Department officials told the Idaho Board of Correction about the alleged medical and operational problems during a meeting last week. The board will meet again Wednesday to discuss whether the state will try to recoup any losses associated with its claims.
The state took over the 2,080-bed prison after CCA acknowledged understaffing the facility by thousands of hours in violation of its $29 million contract with the state. The company's admission came after a report by The Associated Press raised questions about the facility's staffing.
On Monday, CCA spokesman Steve Owen said his company offered to conduct a medication inventory with the Department of Correction before the transition, but the agency opted against it.
Owen said CCA also met with the state's prison health care contractor and its pharmacy supplier to determine the adequate supply of medications needed.
"If in fact the Department has made these claims, we believe they are without merit and don't match up with the condition of the facility we handed over or the reality of the sincere efforts we've made to be responsive to IDOC during the transition process and subsequent to the transition," Owen wrote in an email.

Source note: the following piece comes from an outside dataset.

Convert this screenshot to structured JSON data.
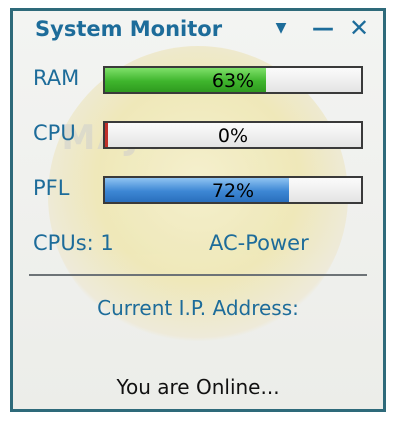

Jeff Zmuda, head of the department's Prisons Division, told the board last week that the logistics involved in switching the prison to state control were substantial. But for the most part, he said, the process went smoothly.
For instance, Correction Department staffers had to inventory more than 3,000 items at the prison, and the state had to hire hundreds of new workers to staff the facility. Many of those correctional officers had worked for CCA at the prison, he said.

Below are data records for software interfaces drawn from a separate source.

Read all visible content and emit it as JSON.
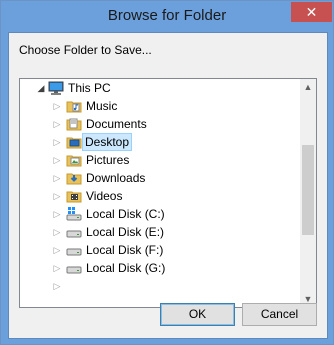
{
  "dialog": {
    "title": "Browse for Folder",
    "close_glyph": "✕",
    "instruction": "Choose Folder to Save..."
  },
  "tree": {
    "root": {
      "label": "This PC",
      "icon": "computer-icon",
      "expanded": true
    },
    "items": [
      {
        "label": "Music",
        "icon": "music-folder-icon",
        "selected": false
      },
      {
        "label": "Documents",
        "icon": "documents-folder-icon",
        "selected": false
      },
      {
        "label": "Desktop",
        "icon": "desktop-folder-icon",
        "selected": true
      },
      {
        "label": "Pictures",
        "icon": "pictures-folder-icon",
        "selected": false
      },
      {
        "label": "Downloads",
        "icon": "downloads-folder-icon",
        "selected": false
      },
      {
        "label": "Videos",
        "icon": "videos-folder-icon",
        "selected": false
      },
      {
        "label": "Local Disk (C:)",
        "icon": "windows-drive-icon",
        "selected": false
      },
      {
        "label": "Local Disk (E:)",
        "icon": "drive-icon",
        "selected": false
      },
      {
        "label": "Local Disk (F:)",
        "icon": "drive-icon",
        "selected": false
      },
      {
        "label": "Local Disk (G:)",
        "icon": "drive-icon",
        "selected": false
      }
    ]
  },
  "buttons": {
    "ok_label": "OK",
    "cancel_label": "Cancel"
  },
  "colors": {
    "title_bar": "#6ca0dc",
    "close_button": "#c75050",
    "selection_fill": "#cce8ff",
    "selection_border": "#99d1ff"
  }
}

Still, the takeover was "not without a few glitches," Zmuda said.
Pat Donaldson, chief of the department's management services division, said CCA was obligated to provide an operational phone system at the facility. The company did provide the system, but state workers spent about three days fixing it to make it work, he said.
Regarding the phones, Owen wrote that "directly prior to these concerns being raised," CCA reached out to the department to see if there were any problems and received no response.

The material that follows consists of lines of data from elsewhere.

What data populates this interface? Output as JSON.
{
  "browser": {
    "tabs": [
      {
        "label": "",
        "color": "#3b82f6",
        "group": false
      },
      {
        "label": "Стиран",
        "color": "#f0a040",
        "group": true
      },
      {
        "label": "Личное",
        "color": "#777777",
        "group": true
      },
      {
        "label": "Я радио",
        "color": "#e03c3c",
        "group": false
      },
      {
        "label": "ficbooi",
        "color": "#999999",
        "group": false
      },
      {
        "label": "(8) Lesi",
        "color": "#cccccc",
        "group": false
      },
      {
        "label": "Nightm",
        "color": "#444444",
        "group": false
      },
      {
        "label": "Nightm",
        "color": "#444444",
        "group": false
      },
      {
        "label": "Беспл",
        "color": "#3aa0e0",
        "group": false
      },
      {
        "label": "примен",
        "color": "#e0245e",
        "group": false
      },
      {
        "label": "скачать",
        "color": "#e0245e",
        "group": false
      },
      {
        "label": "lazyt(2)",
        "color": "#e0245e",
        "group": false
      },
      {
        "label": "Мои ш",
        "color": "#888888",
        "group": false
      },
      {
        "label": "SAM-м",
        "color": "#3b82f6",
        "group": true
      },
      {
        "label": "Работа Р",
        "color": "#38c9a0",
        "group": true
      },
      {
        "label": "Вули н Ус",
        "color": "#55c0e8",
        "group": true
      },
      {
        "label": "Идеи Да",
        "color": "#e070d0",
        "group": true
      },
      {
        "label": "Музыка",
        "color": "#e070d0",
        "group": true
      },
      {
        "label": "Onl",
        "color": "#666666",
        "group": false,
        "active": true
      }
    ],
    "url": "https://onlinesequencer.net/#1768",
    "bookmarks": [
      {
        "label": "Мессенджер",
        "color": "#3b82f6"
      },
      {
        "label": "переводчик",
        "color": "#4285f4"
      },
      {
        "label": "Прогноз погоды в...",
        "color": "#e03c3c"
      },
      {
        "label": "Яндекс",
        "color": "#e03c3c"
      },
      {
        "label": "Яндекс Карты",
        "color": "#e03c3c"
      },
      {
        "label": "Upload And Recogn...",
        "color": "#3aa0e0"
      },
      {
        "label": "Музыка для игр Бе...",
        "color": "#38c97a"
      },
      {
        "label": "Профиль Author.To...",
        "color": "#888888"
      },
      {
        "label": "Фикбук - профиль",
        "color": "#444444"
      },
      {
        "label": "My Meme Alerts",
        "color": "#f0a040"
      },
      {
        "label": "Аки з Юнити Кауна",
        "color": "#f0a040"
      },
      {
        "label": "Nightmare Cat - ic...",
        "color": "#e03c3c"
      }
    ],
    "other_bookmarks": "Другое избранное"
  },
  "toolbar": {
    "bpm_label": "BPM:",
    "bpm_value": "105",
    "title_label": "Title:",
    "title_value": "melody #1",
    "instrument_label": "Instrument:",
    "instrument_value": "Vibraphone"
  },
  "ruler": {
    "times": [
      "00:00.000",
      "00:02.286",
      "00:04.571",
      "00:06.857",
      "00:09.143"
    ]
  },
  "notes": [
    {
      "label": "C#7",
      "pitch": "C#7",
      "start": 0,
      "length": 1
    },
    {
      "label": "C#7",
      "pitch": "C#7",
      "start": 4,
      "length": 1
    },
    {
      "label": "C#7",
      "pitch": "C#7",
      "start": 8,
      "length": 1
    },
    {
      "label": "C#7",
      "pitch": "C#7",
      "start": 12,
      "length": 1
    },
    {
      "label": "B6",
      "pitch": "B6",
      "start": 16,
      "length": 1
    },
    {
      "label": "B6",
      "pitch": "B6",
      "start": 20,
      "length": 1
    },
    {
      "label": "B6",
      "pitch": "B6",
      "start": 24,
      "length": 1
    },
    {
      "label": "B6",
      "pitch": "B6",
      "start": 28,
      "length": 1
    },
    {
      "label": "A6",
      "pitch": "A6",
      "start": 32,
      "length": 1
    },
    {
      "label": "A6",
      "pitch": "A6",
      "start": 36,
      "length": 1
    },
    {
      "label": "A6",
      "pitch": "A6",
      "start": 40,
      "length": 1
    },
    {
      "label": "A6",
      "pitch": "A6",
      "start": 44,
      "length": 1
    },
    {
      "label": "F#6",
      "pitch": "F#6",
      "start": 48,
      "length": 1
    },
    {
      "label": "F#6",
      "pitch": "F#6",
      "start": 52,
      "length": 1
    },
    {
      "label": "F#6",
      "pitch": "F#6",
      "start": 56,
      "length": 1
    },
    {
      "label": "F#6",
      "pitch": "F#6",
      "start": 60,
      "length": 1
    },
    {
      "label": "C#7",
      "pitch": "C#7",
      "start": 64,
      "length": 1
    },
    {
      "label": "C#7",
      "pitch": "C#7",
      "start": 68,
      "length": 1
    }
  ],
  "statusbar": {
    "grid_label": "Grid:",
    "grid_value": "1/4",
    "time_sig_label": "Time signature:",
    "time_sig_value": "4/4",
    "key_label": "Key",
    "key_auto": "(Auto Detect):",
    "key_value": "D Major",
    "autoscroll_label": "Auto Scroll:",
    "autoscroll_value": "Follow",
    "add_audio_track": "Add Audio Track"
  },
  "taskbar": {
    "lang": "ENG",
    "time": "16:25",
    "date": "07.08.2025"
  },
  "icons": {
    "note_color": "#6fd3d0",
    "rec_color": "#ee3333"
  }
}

Shane Evans, chief of the department's education, treatment and re-entry division, told the board about the alleged medication problems.
"We had some challenges with some of the conversions: availability of medication, some chronic care that wasn't occurring," Evans said. The state's health care contractor, Corizon, arranged with its pharmaceutical provider to have the medications brought in.
"They were Johnny-on-the-spot, and overnighted about $100,000 worth just to get us to the minimum amount we were supposed to have on hand," Evans said.
Another problem was missing medical records and evidence that some inmates with chronic illnesses weren't getting the regular medical care they needed, Evans said. The department has asked Corizon to go through the inmates' records to determine what needs to be done to treat them, he said.
Owen said CCA officials met with Corizon and Corizon's pharmaceutical provider about the amount of medications needed.
"CCA conducted an inventory with Corizon and determined that there was an adequate supply of medication available at the time of transition," Owen wrote. "What's more, CCA's average monthly cost for medication at the facility was below $100,000, so IDOC's figure for what we assume are identical medications is far in excess of what an eight-day supply would cost."
Correction Department spokesman Jeff Ray said the agency is still conducting its assessment of the issues, and will reach out to CCA once that assessment is over.